I'm right in the middle of the second edits of my forthcoming Tween novel, 'Summer of the Eagles', and I'm enjoying them immensely. Not because I don't have many (I do!) but I'm learning so much from this particular content editor. The publisher, MuseItUp (MuseItYoung imprint), is Canadian, the editor is American, and I'm allowed to keep my British spelling and phrases where possible. But what a lot I'm learning - about using active verbs and getting rid of far too much use of words like 'was', 'had', 'would', and so on. I don't always agree with every suggestion, and Susan is happy with that as she wants me to think for myself and keep my own voice. I'm now going to go through all my other writing and put some of this into practise - I hope!
I've been reading and hearing a lot about the annual NaNoWriMo (National Novel Writing Month) and I must admit I'm tempted to sign up for the first time. I'm a bit wary about the committment to try and write 50,000 words in one month, as I have a competition to judge during November, as well as the other writing projects on the go. BUT... I can't quite get into my next Regency novel as much I should and that's about the number of words I still need to finish it.
The connection between the edits and NaNoWriMo is that the whole philosophy behind the November writing month is to switch off your internal editor, forget about spelling, punctuation and grammar, and get the story down. As a panster type of writer, I think this might be an ideal way for me to move on with the book. After the month's challenge, of course, the book then has to be redrafted and edited, but I love that part of the process. It's getting the initial full length book written that's my problem as I'm too easily distracted by other writing.
So, I'd love some advice, opinions and experiences about NaNoWriMo, please, from anyone who has tackled it in a previous year.
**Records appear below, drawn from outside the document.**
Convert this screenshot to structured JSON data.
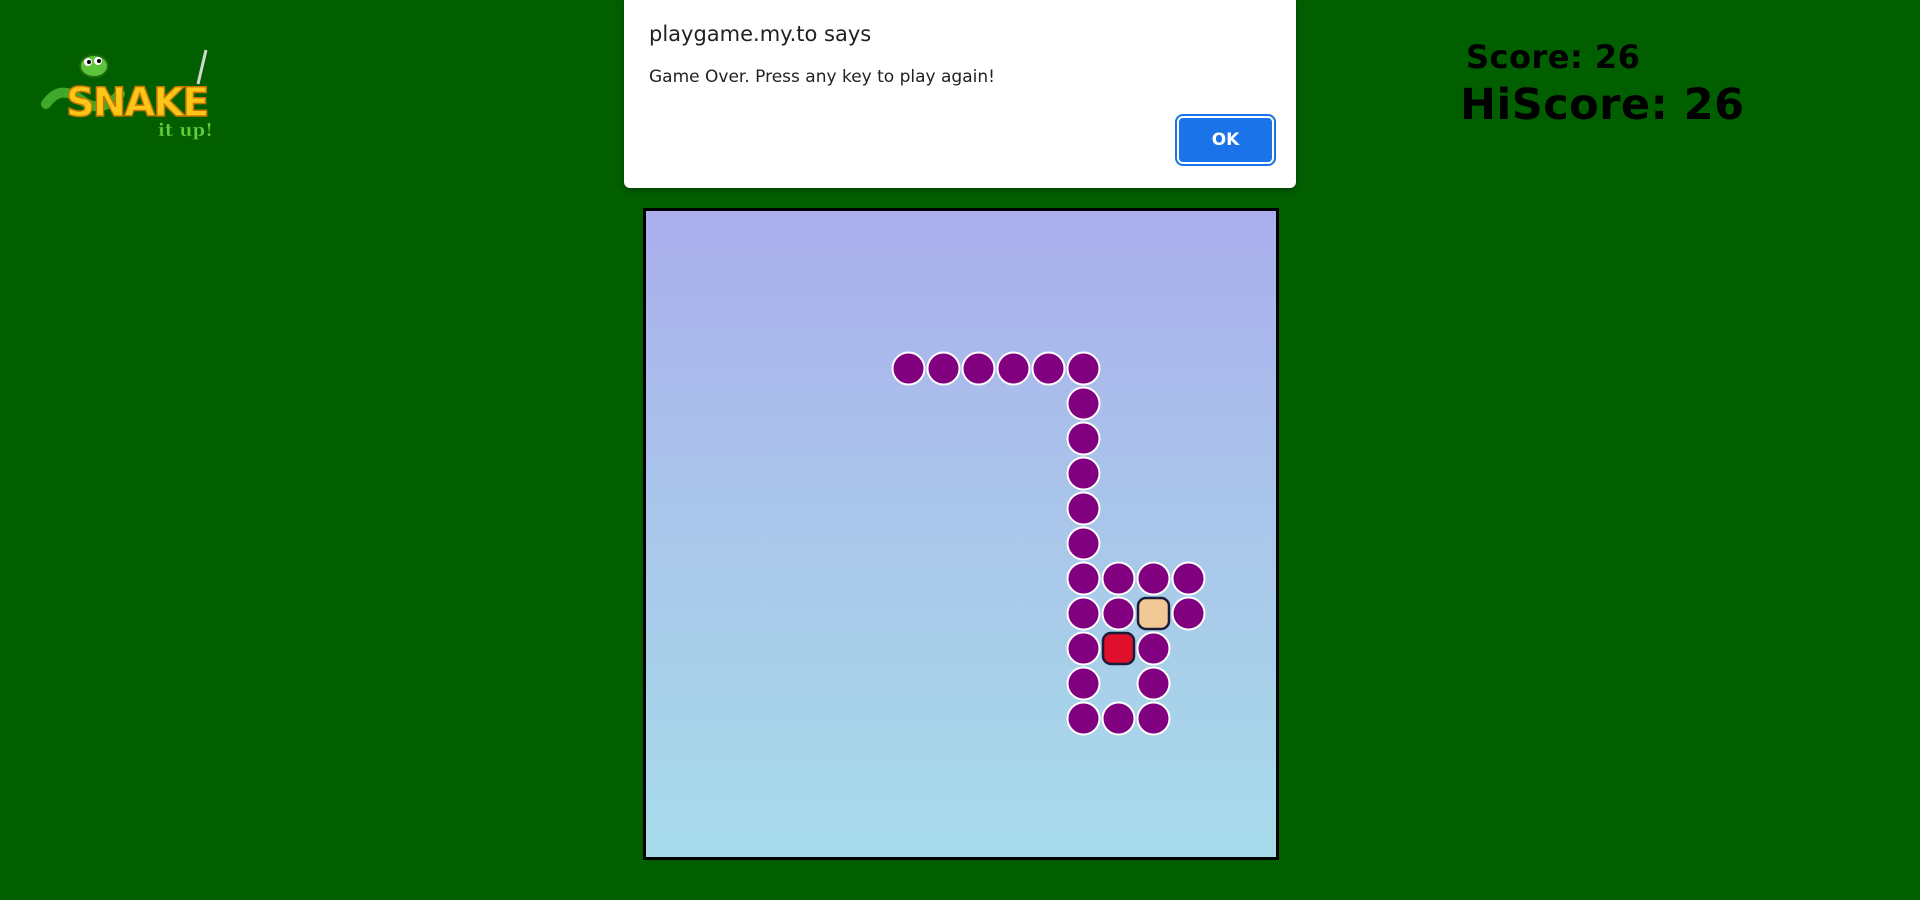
{
  "header": {
    "logo_text": "SNAKE",
    "logo_subtext": "it up!",
    "score_label": "Score: 26",
    "hiscore_label": "HiScore: 26"
  },
  "alert": {
    "title": "playgame.my.to says",
    "message": "Game Over. Press any key to play again!",
    "ok_label": "OK"
  },
  "game": {
    "grid_cols": 18,
    "grid_rows": 18,
    "snake_color": "#800080",
    "food_color": "#f2c894",
    "head_color": "#e0102c",
    "snake_cells": [
      [
        7,
        4
      ],
      [
        8,
        4
      ],
      [
        9,
        4
      ],
      [
        10,
        4
      ],
      [
        11,
        4
      ],
      [
        12,
        4
      ],
      [
        12,
        5
      ],
      [
        12,
        6
      ],
      [
        12,
        7
      ],
      [
        12,
        8
      ],
      [
        12,
        9
      ],
      [
        12,
        10
      ],
      [
        13,
        10
      ],
      [
        14,
        10
      ],
      [
        15,
        10
      ],
      [
        12,
        11
      ],
      [
        13,
        11
      ],
      [
        15,
        11
      ],
      [
        12,
        12
      ],
      [
        14,
        12
      ],
      [
        12,
        13
      ],
      [
        14,
        13
      ],
      [
        12,
        14
      ],
      [
        13,
        14
      ],
      [
        14,
        14
      ]
    ],
    "food_cell": [
      14,
      11
    ],
    "head_cell": [
      13,
      12
    ]
  }
}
Or even if you're thinking of signing up this year. I need to decide soon!